## [Exercise prompt]
Extract every line from the records below that contains the word "Config".

## [Study material]
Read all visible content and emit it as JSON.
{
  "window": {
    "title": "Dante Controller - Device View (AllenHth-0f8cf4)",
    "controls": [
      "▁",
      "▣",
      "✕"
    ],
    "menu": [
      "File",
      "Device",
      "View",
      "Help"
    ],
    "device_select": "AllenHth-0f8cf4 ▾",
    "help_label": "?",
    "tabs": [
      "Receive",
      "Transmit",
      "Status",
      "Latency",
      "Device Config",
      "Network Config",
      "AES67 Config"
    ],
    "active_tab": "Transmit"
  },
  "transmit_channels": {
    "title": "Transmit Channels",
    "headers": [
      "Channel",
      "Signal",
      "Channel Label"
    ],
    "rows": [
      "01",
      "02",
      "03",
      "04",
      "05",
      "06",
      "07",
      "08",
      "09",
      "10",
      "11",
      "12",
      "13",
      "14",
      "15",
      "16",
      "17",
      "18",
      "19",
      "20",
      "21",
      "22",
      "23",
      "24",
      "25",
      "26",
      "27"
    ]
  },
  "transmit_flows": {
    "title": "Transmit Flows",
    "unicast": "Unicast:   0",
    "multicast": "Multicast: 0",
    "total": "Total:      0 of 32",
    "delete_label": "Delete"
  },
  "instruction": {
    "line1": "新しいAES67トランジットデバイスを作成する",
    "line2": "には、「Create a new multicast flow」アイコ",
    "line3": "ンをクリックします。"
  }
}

## [Output for this exercise]
      "Device Config",
      "Network Config",
      "AES67 Config"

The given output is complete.